THE DATA -
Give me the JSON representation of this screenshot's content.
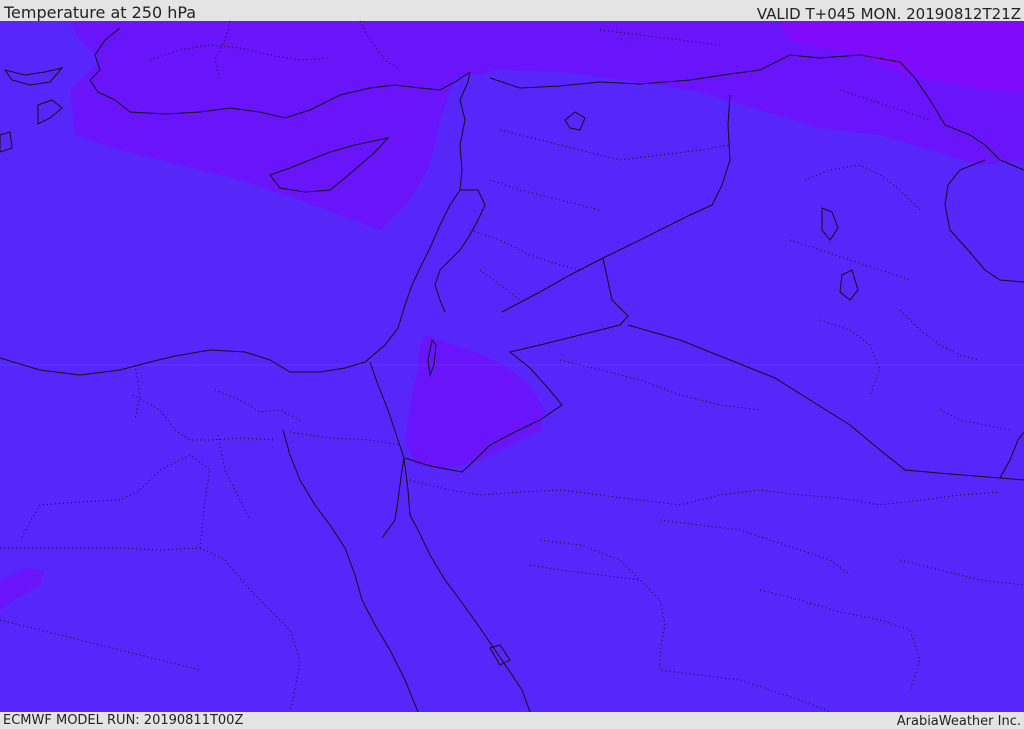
{
  "header": {
    "title": "Temperature at 250 hPa",
    "valid_time": "VALID T+045 MON. 20190812T21Z"
  },
  "footer": {
    "model_run": "ECMWF MODEL RUN: 20190811T00Z",
    "credit": "ArabiaWeather Inc."
  },
  "map": {
    "variable": "temperature",
    "pressure_level_hpa": 250,
    "colors": {
      "base_field": "#5726fb",
      "cooler_band": "#6a14fb",
      "coldest_band": "#7f0afc",
      "coastline": "#111111",
      "border": "#111111"
    }
  }
}
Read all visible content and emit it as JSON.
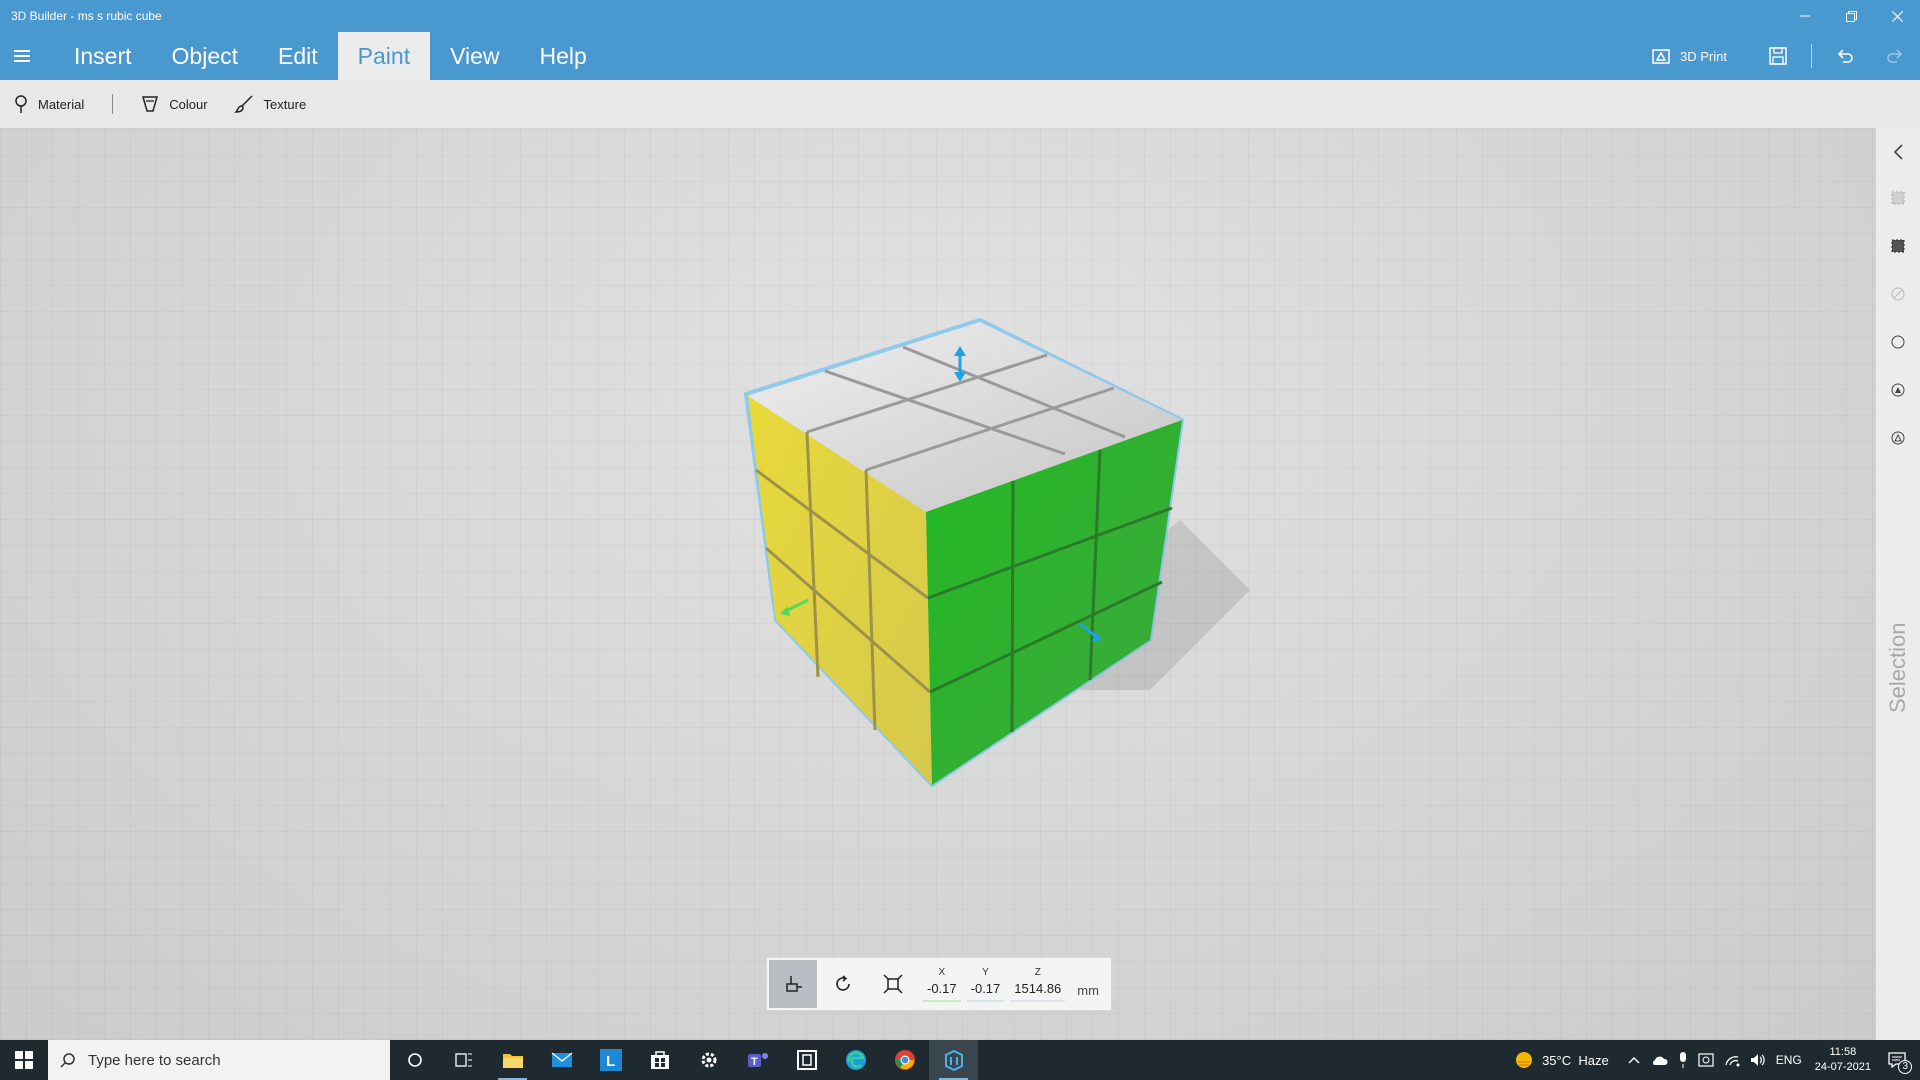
{
  "window": {
    "title": "3D Builder - ms s rubic cube",
    "controls": [
      "minimize-icon",
      "restore-icon",
      "close-icon"
    ]
  },
  "menu": {
    "items": [
      "Insert",
      "Object",
      "Edit",
      "Paint",
      "View",
      "Help"
    ],
    "active": "Paint",
    "print_label": "3D Print"
  },
  "toolbar": {
    "material": "Material",
    "colour": "Colour",
    "texture": "Texture"
  },
  "side_panel": {
    "label": "Selection"
  },
  "transform": {
    "x_label": "X",
    "x_value": "-0.17",
    "y_label": "Y",
    "y_value": "-0.17",
    "z_label": "Z",
    "z_value": "1514.86",
    "unit": "mm"
  },
  "model": {
    "colors": {
      "top": "#dcdcdc",
      "left": "#e0d24a",
      "right": "#35b035",
      "outline": "#7cc4ee"
    },
    "gizmo_colors": {
      "vertical": "#1fa3e6",
      "horizontal_left": "#57d957",
      "horizontal_right": "#1fa3e6"
    }
  },
  "taskbar": {
    "search_placeholder": "Type here to search",
    "weather": "35°C  Haze",
    "language": "ENG",
    "time": "11:58",
    "date": "24-07-2021",
    "notification_count": "3"
  },
  "colors": {
    "accent": "#4a98d0",
    "toolbar_bg": "#e8e8e8",
    "taskbar_bg": "#1f2a30"
  }
}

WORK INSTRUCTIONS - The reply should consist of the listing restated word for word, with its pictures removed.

RESPONSE -
Give me the JSON representation of this screenshot's content.
{
  "header": {
    "title": "Temperature at 250 hPa",
    "valid_time": "VALID T+045 MON. 20190812T21Z"
  },
  "footer": {
    "model_run": "ECMWF MODEL RUN: 20190811T00Z",
    "credit": "ArabiaWeather Inc."
  },
  "map": {
    "variable": "temperature",
    "pressure_level_hpa": 250,
    "colors": {
      "base_field": "#5726fb",
      "cooler_band": "#6a14fb",
      "coldest_band": "#7f0afc",
      "coastline": "#111111",
      "border": "#111111"
    }
  }
}
Read all visible content and emit it as JSON.
{
  "window": {
    "title": "3D Builder - ms s rubic cube",
    "controls": [
      "minimize-icon",
      "restore-icon",
      "close-icon"
    ]
  },
  "menu": {
    "items": [
      "Insert",
      "Object",
      "Edit",
      "Paint",
      "View",
      "Help"
    ],
    "active": "Paint",
    "print_label": "3D Print"
  },
  "toolbar": {
    "material": "Material",
    "colour": "Colour",
    "texture": "Texture"
  },
  "side_panel": {
    "label": "Selection"
  },
  "transform": {
    "x_label": "X",
    "x_value": "-0.17",
    "y_label": "Y",
    "y_value": "-0.17",
    "z_label": "Z",
    "z_value": "1514.86",
    "unit": "mm"
  },
  "model": {
    "colors": {
      "top": "#dcdcdc",
      "left": "#e0d24a",
      "right": "#35b035",
      "outline": "#7cc4ee"
    },
    "gizmo_colors": {
      "vertical": "#1fa3e6",
      "horizontal_left": "#57d957",
      "horizontal_right": "#1fa3e6"
    }
  },
  "taskbar": {
    "search_placeholder": "Type here to search",
    "weather": "35°C  Haze",
    "language": "ENG",
    "time": "11:58",
    "date": "24-07-2021",
    "notification_count": "3"
  },
  "colors": {
    "accent": "#4a98d0",
    "toolbar_bg": "#e8e8e8",
    "taskbar_bg": "#1f2a30"
  }
}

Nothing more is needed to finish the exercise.